Some of the alliance’s recommendations mesh directly with the Climate 21 Project. The alliance supports a carbon bank using the CCC, as well as tax credits for carbon sequestration and one-time payments to early adopters. The alliance also proposes more funding for the Natural Resources Conservation Service to focus on greenhouse gas mitigation and adaptation, as well as providing more technical assistance.
Members of the alliance also support the Growing Climate Solutions Act, a bipartisan bill in both the Senate and the House that would establish USDA certification for a carbon credits program and provide technical assistance to farmers wanting to participate in those carbon markets.
For livestock, the alliance also proposed more technical assistance for conservation practices and create NRCS practices that focus on nutrient management. Other proposals encourage more incentives for methane digesters and expanding the Rural Energy for America Program (REAP) to include cooperatives. FDA should also expedite approval of feed additives and provide a regulatory pathway for animal biotechnology approval.
Recommendations also include more research and development of on-farm renewable energy production and expansion of bio-based programs at USDA. Regarding the Renewable Fuel Standard, the alliance calls for updating the greenhouse gas lifecycle analysis under the RFS to consider improvements in farm practices. EPA also should streamline its pathway approval process for biofuel feedstocks.
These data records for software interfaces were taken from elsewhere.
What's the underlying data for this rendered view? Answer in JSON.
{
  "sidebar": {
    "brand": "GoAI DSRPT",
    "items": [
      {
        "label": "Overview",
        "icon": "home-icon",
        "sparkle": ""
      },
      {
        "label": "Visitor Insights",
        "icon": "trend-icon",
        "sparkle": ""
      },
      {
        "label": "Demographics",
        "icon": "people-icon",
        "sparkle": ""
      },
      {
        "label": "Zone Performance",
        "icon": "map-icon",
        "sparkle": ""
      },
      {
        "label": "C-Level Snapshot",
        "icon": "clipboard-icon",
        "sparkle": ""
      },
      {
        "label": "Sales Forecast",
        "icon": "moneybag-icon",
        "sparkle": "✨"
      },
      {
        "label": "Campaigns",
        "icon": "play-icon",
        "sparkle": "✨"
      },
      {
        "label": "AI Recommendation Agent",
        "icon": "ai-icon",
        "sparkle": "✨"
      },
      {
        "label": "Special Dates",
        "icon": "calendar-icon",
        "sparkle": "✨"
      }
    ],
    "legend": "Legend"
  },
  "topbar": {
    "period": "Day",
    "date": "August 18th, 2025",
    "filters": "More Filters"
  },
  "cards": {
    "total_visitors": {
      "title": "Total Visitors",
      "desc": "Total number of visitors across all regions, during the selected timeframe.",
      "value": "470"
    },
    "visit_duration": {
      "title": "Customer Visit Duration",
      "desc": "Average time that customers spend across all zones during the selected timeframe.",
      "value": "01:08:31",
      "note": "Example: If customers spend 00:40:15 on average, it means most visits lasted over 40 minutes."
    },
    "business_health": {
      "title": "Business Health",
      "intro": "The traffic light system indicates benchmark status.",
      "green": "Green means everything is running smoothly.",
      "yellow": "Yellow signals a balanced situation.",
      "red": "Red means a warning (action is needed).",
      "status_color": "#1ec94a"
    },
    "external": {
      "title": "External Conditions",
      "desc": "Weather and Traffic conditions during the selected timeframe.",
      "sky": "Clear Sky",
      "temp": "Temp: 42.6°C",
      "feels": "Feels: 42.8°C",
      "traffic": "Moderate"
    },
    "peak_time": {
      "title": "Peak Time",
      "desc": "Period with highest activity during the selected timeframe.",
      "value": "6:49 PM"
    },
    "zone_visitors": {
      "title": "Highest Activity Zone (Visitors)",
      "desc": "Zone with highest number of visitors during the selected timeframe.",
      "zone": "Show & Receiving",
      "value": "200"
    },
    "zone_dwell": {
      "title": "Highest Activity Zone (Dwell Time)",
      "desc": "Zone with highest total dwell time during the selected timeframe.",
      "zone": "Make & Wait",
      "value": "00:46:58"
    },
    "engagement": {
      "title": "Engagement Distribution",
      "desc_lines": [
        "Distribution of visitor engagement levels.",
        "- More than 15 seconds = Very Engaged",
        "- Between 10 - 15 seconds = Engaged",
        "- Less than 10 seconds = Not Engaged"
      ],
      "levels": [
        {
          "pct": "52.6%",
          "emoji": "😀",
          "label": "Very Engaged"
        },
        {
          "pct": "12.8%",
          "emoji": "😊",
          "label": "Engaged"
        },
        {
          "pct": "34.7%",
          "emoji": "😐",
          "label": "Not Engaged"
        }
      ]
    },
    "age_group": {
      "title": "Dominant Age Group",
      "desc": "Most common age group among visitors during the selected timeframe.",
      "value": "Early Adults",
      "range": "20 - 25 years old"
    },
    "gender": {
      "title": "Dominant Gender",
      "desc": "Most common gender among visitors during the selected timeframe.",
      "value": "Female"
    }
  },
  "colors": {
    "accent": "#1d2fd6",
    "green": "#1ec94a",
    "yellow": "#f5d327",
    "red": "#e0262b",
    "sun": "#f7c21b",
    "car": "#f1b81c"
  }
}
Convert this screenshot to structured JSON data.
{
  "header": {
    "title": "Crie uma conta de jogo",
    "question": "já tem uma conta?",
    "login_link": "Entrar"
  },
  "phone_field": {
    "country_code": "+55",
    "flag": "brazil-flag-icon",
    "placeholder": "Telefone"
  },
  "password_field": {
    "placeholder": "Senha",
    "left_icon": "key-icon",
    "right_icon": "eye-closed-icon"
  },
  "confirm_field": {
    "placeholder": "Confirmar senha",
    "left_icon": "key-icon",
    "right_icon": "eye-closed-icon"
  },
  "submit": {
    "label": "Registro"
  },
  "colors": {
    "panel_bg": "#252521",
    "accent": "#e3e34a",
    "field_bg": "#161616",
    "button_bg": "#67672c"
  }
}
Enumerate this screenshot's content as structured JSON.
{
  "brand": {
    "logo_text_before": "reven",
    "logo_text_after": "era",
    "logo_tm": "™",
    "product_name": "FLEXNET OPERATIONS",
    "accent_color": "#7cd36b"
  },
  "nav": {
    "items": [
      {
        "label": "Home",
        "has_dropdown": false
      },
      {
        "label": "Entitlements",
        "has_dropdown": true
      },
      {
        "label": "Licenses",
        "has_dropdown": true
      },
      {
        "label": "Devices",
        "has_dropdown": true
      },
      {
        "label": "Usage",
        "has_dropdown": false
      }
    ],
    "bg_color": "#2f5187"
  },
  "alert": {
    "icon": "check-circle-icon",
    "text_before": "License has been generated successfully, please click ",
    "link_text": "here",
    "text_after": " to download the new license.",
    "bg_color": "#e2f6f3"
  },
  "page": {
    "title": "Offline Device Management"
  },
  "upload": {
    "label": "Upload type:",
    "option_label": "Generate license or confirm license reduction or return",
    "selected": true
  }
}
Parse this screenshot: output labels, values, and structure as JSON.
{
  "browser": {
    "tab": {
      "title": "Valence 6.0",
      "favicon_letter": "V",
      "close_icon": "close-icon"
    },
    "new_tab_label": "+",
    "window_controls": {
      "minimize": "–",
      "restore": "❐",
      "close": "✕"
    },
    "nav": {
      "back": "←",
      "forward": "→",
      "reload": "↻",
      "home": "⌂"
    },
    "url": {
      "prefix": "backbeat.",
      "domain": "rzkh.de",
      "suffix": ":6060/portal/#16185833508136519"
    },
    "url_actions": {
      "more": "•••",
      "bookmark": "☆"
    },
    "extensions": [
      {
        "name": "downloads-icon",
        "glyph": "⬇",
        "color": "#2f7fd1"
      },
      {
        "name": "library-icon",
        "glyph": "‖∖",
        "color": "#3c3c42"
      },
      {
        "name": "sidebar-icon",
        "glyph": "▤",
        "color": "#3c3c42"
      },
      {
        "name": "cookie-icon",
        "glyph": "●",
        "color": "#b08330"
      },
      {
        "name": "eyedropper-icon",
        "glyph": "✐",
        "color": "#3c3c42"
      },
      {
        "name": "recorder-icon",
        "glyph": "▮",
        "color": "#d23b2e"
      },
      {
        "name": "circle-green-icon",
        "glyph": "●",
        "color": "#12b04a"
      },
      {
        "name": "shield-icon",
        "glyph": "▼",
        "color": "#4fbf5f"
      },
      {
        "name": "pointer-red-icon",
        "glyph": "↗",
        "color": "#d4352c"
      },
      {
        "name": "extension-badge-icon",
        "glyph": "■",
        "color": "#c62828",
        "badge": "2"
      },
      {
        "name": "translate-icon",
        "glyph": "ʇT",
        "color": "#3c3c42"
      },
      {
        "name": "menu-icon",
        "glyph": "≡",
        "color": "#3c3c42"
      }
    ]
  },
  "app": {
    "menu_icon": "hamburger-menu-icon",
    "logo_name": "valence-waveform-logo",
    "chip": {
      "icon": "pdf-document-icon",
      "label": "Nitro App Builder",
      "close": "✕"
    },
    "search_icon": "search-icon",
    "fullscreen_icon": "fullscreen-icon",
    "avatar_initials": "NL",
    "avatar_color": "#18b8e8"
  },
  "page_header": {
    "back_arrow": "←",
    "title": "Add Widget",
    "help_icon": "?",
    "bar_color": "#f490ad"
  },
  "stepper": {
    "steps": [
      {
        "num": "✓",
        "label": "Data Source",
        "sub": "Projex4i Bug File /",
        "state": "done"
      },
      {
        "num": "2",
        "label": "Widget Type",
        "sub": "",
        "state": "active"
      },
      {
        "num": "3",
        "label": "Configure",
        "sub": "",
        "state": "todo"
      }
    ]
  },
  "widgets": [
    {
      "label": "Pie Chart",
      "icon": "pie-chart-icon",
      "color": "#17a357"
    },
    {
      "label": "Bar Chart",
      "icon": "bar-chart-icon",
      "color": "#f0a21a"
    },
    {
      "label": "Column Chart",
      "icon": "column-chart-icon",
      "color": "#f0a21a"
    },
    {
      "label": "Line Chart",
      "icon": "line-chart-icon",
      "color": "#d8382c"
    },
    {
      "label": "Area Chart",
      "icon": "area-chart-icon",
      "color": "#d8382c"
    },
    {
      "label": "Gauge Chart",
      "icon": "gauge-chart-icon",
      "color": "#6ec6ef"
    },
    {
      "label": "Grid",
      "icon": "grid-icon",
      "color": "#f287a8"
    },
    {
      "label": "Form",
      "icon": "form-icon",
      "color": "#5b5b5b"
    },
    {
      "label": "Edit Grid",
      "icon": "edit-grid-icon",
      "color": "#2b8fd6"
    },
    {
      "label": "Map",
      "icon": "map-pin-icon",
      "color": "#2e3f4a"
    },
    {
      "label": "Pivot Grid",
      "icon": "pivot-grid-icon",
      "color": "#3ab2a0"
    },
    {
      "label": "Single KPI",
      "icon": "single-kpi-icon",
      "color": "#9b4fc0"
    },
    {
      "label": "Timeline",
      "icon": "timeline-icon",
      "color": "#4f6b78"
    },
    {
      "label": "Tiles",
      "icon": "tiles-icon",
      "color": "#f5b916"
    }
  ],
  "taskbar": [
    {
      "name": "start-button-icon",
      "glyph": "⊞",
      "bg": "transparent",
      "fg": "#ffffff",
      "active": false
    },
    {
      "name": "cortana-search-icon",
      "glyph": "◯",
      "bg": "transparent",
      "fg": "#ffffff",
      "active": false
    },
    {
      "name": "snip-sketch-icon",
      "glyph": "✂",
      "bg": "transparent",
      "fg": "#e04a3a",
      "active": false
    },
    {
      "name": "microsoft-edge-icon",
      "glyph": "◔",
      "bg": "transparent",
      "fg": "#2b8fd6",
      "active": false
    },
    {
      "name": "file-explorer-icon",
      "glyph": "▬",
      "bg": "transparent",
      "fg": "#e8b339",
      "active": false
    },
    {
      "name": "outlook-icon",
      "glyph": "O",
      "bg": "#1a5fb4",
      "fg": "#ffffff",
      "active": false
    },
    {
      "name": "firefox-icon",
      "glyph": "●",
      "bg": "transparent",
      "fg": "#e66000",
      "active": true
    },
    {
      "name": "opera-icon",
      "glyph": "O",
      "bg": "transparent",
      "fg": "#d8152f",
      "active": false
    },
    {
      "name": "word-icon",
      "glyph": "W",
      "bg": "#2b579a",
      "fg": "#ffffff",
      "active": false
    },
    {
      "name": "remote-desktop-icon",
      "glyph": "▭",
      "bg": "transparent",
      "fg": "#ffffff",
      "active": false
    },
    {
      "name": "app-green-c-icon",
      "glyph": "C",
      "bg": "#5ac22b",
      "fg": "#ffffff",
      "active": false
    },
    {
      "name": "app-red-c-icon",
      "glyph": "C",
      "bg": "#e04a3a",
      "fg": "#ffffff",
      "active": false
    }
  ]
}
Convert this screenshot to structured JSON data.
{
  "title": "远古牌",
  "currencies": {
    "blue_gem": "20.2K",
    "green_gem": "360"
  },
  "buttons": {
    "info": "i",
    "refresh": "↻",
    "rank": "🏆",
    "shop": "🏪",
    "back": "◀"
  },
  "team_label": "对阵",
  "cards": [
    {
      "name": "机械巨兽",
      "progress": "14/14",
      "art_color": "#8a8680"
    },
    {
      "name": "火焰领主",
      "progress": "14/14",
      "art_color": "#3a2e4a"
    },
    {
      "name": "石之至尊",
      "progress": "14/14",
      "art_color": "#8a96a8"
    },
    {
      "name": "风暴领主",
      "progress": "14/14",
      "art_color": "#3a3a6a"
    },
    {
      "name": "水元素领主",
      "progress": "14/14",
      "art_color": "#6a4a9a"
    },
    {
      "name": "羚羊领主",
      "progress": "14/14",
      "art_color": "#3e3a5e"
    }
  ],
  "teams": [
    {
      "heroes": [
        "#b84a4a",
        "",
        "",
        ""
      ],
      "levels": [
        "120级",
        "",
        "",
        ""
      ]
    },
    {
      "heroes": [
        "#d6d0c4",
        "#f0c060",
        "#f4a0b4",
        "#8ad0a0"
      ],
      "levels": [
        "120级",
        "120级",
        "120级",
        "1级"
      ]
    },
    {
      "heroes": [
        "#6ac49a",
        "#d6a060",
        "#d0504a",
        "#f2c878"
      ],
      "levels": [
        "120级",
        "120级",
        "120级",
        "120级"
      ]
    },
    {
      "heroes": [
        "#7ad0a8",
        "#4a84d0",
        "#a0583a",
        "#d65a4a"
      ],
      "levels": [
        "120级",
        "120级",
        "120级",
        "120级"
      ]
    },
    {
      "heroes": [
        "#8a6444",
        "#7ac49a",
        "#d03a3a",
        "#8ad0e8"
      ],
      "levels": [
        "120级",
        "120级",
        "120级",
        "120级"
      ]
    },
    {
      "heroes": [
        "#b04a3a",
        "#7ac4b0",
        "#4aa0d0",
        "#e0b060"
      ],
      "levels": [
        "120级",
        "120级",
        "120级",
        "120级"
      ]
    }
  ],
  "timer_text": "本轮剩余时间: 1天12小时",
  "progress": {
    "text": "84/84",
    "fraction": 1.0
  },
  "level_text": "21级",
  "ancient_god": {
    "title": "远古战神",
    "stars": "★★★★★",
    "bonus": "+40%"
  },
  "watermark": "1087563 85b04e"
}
USDA renewable energy infrastructure programs should also be built into law with mandatory funding.
More efforts should also be placed on reducing food waste, as well, including more collaboration between federal agencies and both public and private promotions focused on food donations and reducing waste, the alliance recommended.